In the past few months, the United States Congresshas held high-stakes negotiations regarding the national spending and debt that have often stalemated or reached unsatisfactory deals. Currently, a “super committee” is in the process of negotiating what was not resolved in the debt ceiling negotiations of August. Perhaps, politicians need to learn the basics of win-win negotiations.
In the article “Seven Communication Rules for the Debt Super Committee,”
Business Insider provides excellent negotiating advice to the super committee.
These are the seven rules:
- Avoid leaking information.
- Avoid ultimatums.
- Listen more than talk.
- Move from rhetoric to actionable ideas
- Get independent/neutral help.
- Be the first to cooperate (give a concession)
- Work on creating personal connections
Anyone who has been reading this blog regularly or has taken a Karrass Effective Negotiating seminar
will recognize many of these techniques.

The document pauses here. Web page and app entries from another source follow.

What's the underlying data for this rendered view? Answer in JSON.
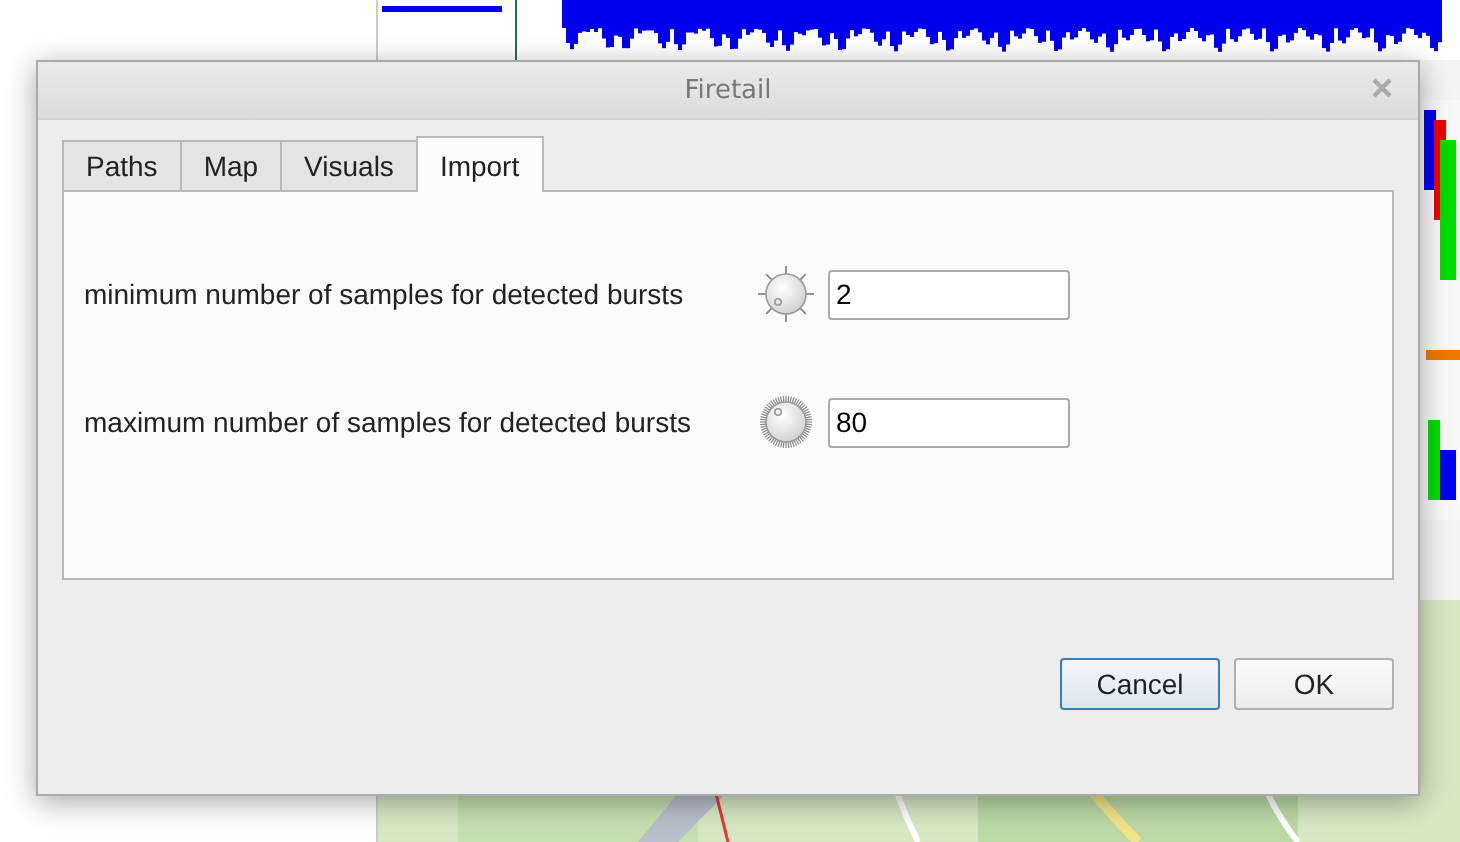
{
  "window": {
    "title": "Firetail"
  },
  "tabs": [
    {
      "label": "Paths",
      "selected": false
    },
    {
      "label": "Map",
      "selected": false
    },
    {
      "label": "Visuals",
      "selected": false
    },
    {
      "label": "Import",
      "selected": true
    }
  ],
  "settings": [
    {
      "label": "minimum number of samples for detected bursts",
      "kind": "coarse",
      "value": "2"
    },
    {
      "label": "maximum number of samples for detected bursts",
      "kind": "fine",
      "value": "80"
    }
  ],
  "buttons": [
    {
      "label": "Cancel",
      "kind": "default"
    },
    {
      "label": "OK",
      "kind": "normal"
    }
  ]
}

They are the basis of win-win negotiations. The article sums it up as this:
Instead of looking at the negotiation as combat, the super committee should look at it as a joint project where the overall goal is to achieve a solution better than both parties initially thought possible.
We couldn’t have said it better. Is there anything you would advise the super committee to do?